Why a Heritage Orchard?
A community orchard is:
A space dedicated to the public
A haven for wildlife
A legacy for the future
A source of healthy fresh food
A Heritage Orchard encompasses all the above but also acts as a repository for rare and locally successful tree varieties that have survived the test of time and often years of neglect. The Symondsbury Apple Projects Heritage Orchard Year which began in September 2004 has so far brought to light significant orchard sites and apple varieties. Local research groups are investigating apple-growing history in their own parishes and projects are also planned to take place in North Dorset.
What will it consist of?
The Orchard will be a mixed orchard of 30-40 half standard fruit trees, including apples, pears, plums and damsons. Half standard trees grow to about 15ft in span and about 10ft high. It will take approximately 4-5 years for the trees to fruit and 15-20 years for the trees to mature. They will have a life span of 60-80 years. The orchard will pursue a program of organic orchard management.
The orchard will also include soft fruit, nuts, herb beds and a hedgerow. Existing trees on the site will be retained if possible. Sitting areas and tables along with a small low impact shed/store will serve as spaces for learning and a shelter for workers. All construction on the site will be environmentally sensitive and materials and crafts people will be sourced locally. Schools, community groups and a variety of learners will be able to use the facilities on site.
Trees will be sourced from existing West Dorset orchards identified during The Heritage Orchard Year and from reputable West Country nurseries.
The shed/workshop will be made from sustainable timber.
The site proposed for the orchard is part of the old Priory. There was originally an orchard at the Priory and the site has also been used as allotments.

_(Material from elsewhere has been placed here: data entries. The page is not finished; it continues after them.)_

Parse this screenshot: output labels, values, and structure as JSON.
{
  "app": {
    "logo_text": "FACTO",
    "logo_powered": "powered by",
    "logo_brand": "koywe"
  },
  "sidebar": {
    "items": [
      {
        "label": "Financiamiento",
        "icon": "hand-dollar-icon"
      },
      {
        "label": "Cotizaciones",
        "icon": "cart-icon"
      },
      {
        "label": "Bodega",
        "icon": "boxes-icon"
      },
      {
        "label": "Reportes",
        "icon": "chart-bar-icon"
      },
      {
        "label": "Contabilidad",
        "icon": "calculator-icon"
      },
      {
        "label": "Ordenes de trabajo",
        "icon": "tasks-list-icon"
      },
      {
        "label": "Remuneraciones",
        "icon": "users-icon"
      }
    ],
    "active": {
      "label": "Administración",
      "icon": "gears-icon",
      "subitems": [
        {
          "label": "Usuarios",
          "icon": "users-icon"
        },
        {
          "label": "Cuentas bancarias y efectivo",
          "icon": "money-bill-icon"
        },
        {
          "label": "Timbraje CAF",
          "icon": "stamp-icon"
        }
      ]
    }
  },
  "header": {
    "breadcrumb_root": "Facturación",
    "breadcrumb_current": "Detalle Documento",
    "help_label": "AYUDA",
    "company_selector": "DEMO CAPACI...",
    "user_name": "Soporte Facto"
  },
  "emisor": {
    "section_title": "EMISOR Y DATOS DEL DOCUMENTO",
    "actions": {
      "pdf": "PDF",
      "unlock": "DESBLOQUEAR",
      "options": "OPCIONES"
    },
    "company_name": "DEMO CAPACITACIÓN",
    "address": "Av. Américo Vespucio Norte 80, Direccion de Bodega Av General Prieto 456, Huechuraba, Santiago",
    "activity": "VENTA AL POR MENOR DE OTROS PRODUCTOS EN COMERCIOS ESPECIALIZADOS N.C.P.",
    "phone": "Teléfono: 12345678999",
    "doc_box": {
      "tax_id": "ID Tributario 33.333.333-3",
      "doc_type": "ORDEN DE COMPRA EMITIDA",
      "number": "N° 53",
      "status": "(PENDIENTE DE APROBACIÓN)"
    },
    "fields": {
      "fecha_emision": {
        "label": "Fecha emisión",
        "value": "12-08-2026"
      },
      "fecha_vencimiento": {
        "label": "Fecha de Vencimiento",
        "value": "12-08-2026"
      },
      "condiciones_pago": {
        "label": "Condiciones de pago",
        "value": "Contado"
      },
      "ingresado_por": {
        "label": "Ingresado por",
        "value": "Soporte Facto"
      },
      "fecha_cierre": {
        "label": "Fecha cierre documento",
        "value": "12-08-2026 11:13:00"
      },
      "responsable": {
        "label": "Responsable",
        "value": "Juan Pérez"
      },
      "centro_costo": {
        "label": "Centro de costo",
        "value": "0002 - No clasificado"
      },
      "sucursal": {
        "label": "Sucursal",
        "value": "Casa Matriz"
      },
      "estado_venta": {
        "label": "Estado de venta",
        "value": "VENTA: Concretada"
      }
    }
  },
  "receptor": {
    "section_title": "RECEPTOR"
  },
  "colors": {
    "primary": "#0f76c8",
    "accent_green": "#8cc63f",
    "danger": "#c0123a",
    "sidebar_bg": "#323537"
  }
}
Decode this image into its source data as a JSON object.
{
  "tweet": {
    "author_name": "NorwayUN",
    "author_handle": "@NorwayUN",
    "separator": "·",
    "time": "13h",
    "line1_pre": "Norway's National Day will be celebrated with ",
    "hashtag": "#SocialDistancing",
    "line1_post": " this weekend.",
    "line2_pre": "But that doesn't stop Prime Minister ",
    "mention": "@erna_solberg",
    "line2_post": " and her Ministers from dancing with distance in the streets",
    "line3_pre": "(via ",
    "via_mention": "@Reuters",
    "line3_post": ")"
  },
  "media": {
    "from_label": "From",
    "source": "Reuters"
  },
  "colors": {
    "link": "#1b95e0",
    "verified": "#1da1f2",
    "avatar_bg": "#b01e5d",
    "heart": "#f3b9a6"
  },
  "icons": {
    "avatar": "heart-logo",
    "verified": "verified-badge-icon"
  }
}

Ownership is with the District Council who are very positive about the project going ahead on the site. It’s sheltered position makes it an ideal orchard site and it’s level ground and easy access from the road make it a good site for wheelchair users or parents with pushchairs.
Older people. Residents bordering the site include older people. A visit will be arranged which will present the orchard plans to this group and draw on their memories and knowledge of orchards locally and their gardening experience. Interested individuals will be invited to meet at the planning stage.
Young people. The Heritage Orchard year has engaged various groups including young people. The information gathered by these groups will help build a picture of orchard heritage and we would seek to include these individuals in apple tasting, planning and tree planting along with extending the invitation to Colfox school.
Families and children. The orchard site will be eminently accessible for mothers of young children during weekdays. The orchard can include natural play areas such as a willow arbour and a children’s sitting area. Family harvesting and apple pressing days already take place in Symondsbury village, at The Centre for Local Food and amongst apple project members in private orchards. Apple project equipment will be available to the community orchard and these days can be arranged on site using locally harvested apples until the community orchard’s first crop comes in.
How will the orchard be used?
Environment: Courses in wildlife monitoring, nature conservation, orchard management, organic gardening, pruning and pest control can be held in the orchard.
Sustainable Living: Recycling, composting and energy conservation will be demonstrated on site.
Curriculum: A host of curriculum activities can be met in the orchard. All the local schools in the Bridport cluster will be invited to choose varieties of fruit trees for the orchard and attend the planting day.
Visitors: There is significant potential for this project to attract national attention not only for its Heritage value but also for its community initiative. It is anticipated that a number of visitors to the town will come to the orchard.
How will the project be managed and by whom?
Management team: Bridport Community Orchard Group
Advice and consultancy: Symondsbury Apple Project.
Bridport Community Orchard Group. This group will be made up of local residents, apple project members and interested local people. The Apple Project’s apple experts will inspire, advise and train the group.
Other training will be pursued if necessary and largely depends on the skills within the group. The steering group will ensure that the community is consulted at every part of the planning stage.
Financial input will be low once the initial start up costs are met. Local event fundraising and sponsorship will be encouraged. Once the fruit trees start cropping sales of fresh organic fruit or processed juice will add to the revenue as part of a pick your own or process your own scheme. Another possible scheme will be to auction the fruit at blossom time, which will encourage the ‘owner’ to care for the tree through the season and monitor its progress.